The dungeon wandering encounter stat blocks take less space, as there are less individual encounters compared to outdoors. They also include write ups of the dungeon workers, which in this case, do deserve their own stat blocks.
The problem is, each room that has an encounter gives us a a full stat block. Do we real need that for Undead Skeletons?
Undead SkeletonsDoes anyone else see the space waster this is? I will give Frank Mentzer credit, as he wanted to go with a line or two for the stats and he was outvoted by his partners (as he posted elsewhere). Frank, you were right and they were wrong.
Health: 4, 5
Damage: Sword 1d6 or Clawed Hand 1d3
Special: Undead; immune to mental & cold-
Demeanor: Robotic, hostile
Appearance: Skeletal human or humanoid
Furthering the issue is that many rooms just repeat the same stat blocks from other rooms. Then we wrap up at the end with 7 more pages of stat blocks repeating all of the stat blocks that previously appeared. I'll roughly guess at least 15 pages are wasted on stat blocks.
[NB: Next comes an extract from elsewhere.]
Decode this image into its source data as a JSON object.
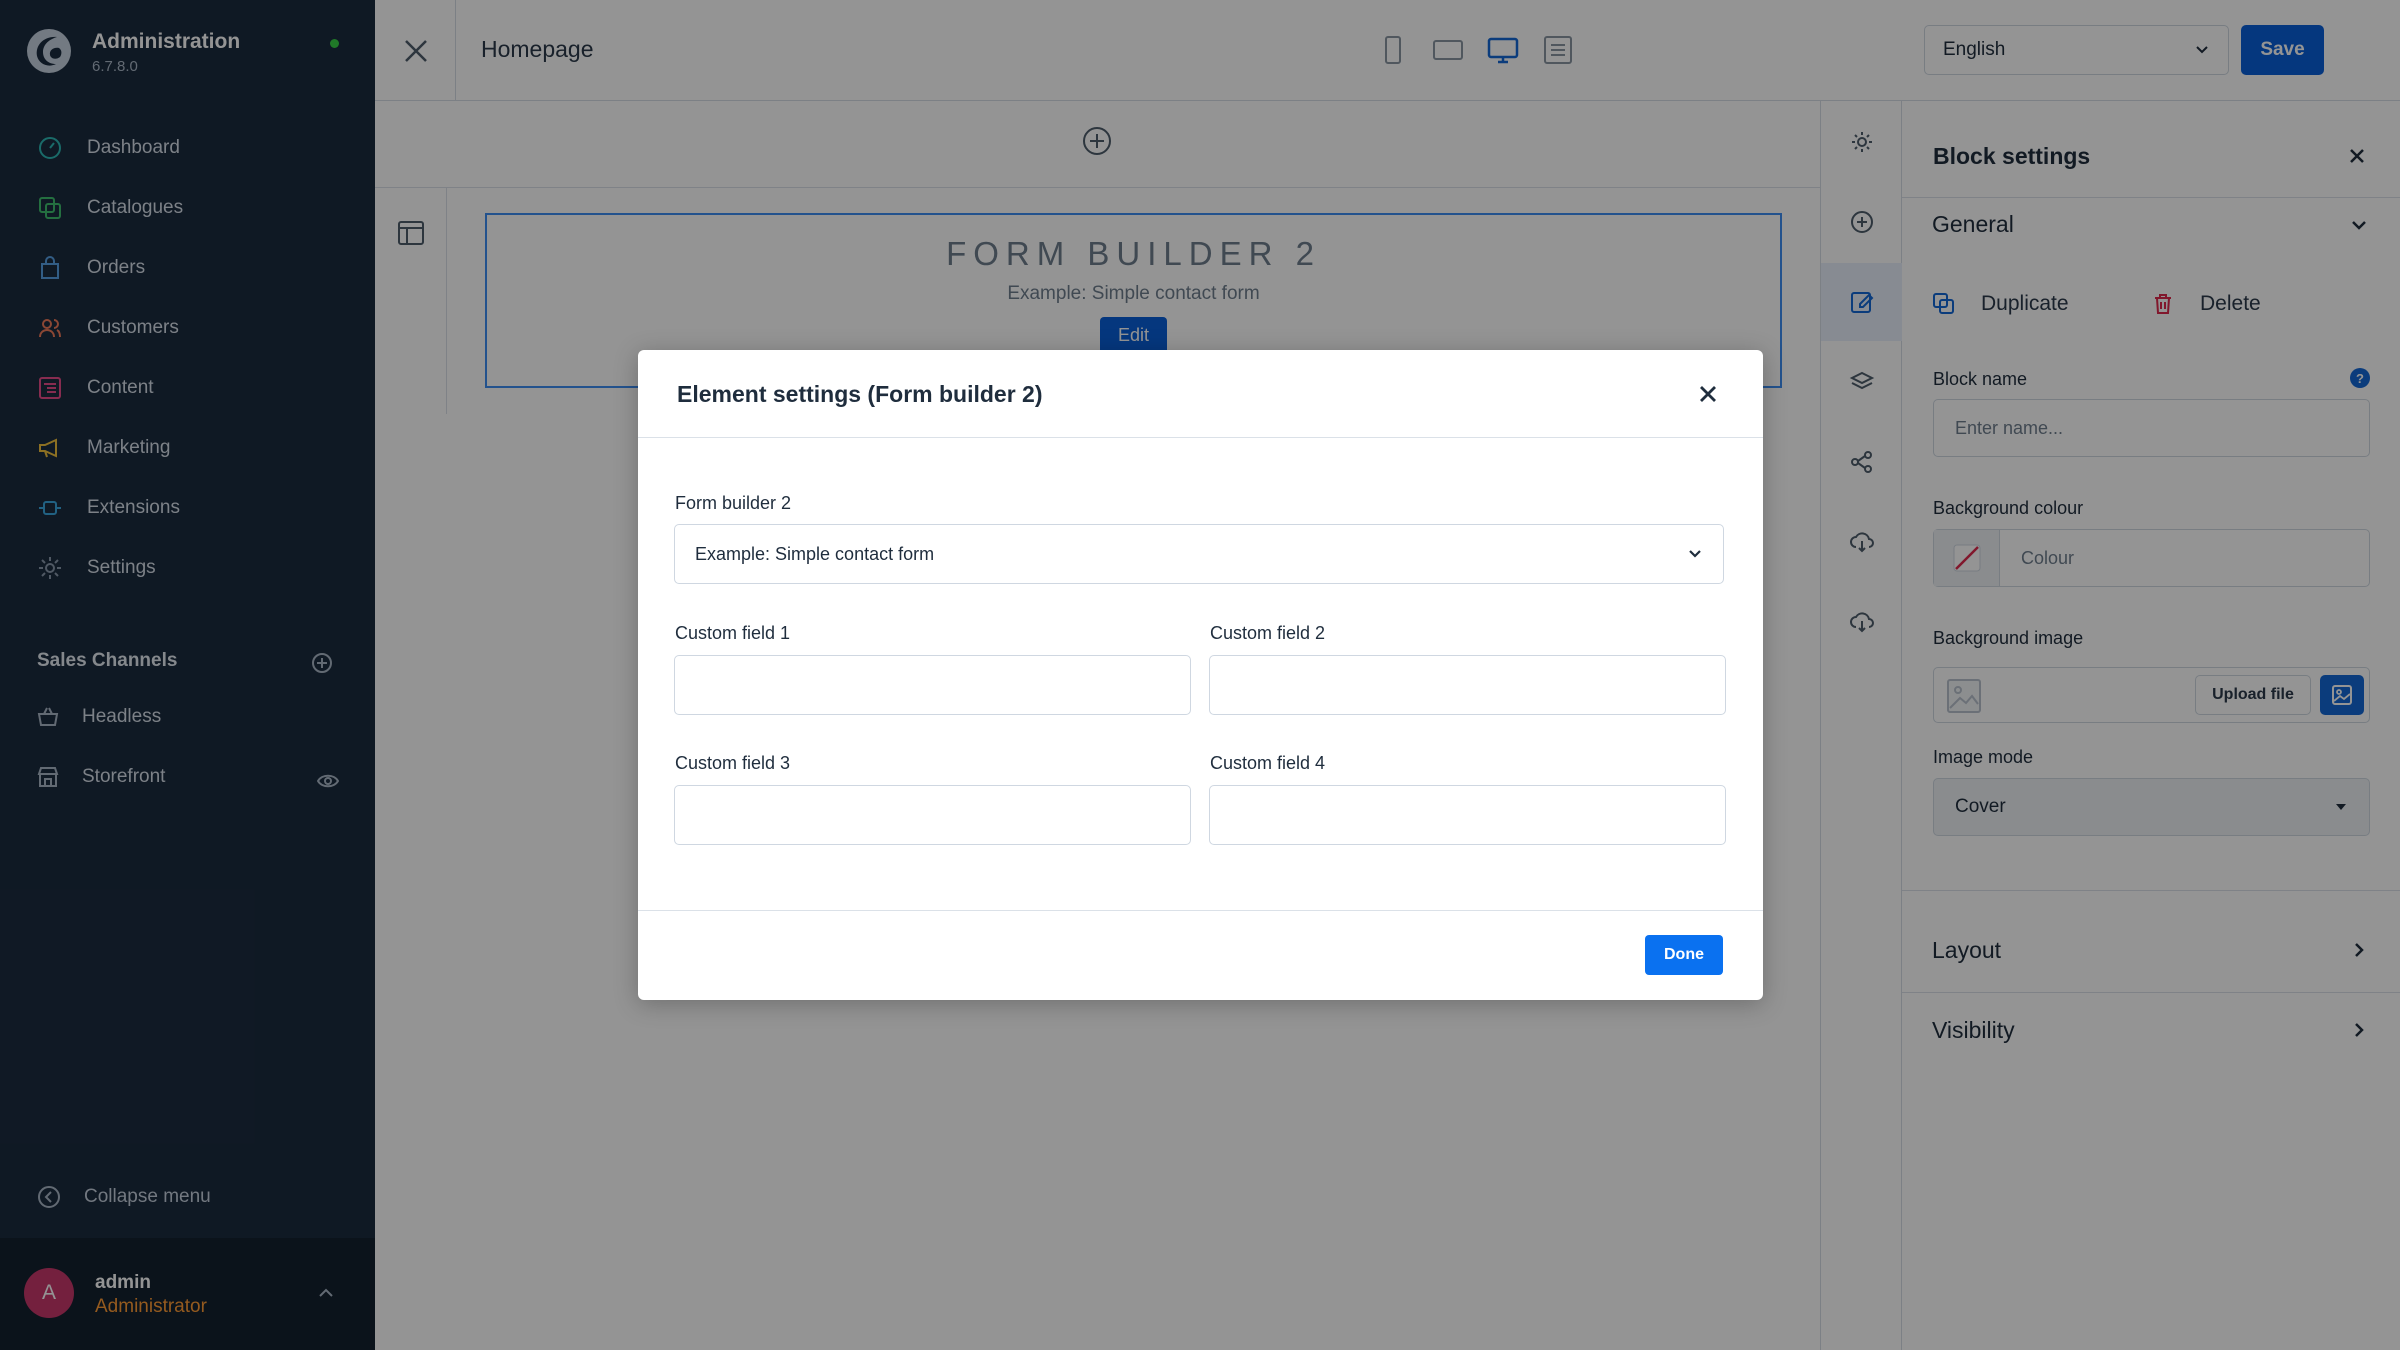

As for the dungeon itself? If you've been around D&D in it's various forms long enough, you'll remember the dungeons that used every last lick of space on the graph paper. Why waste good gaming space? ;)
This is that type of adventure. There is nothing wrong with that, as it is entirely justified by the backstory of the dungeon, but it might seem strange and awkward to new gamers.
It also has traps, teleports, magic fountains (remember those?) and lots of secret doors. Very old school in this manner.
How well does it pull it off? It depends on your expectations.
If you are expecting something on par with a Judges Guild type of adventure (maps-wise and bit of silliness) coupled with a decent back story, you should find much to your liking. It is, if nothing else, a piece of modern gaming history.
If, as someone else pointed out, you're expecting Stonehell, Barrowmaze and the like, you will be sorely disappointed.
I still don't like the Non System Specific System. It's not a math issue. It's an awkwardness issue and a needless series of steps to convert to something that resembles what I need to run it. Which, strangely enough, becomes a non-issue when things converted still don't match stats in OSR rulesets. I'd suggest referring to the ruleset of your choice and ignore the NSSS stat blocks.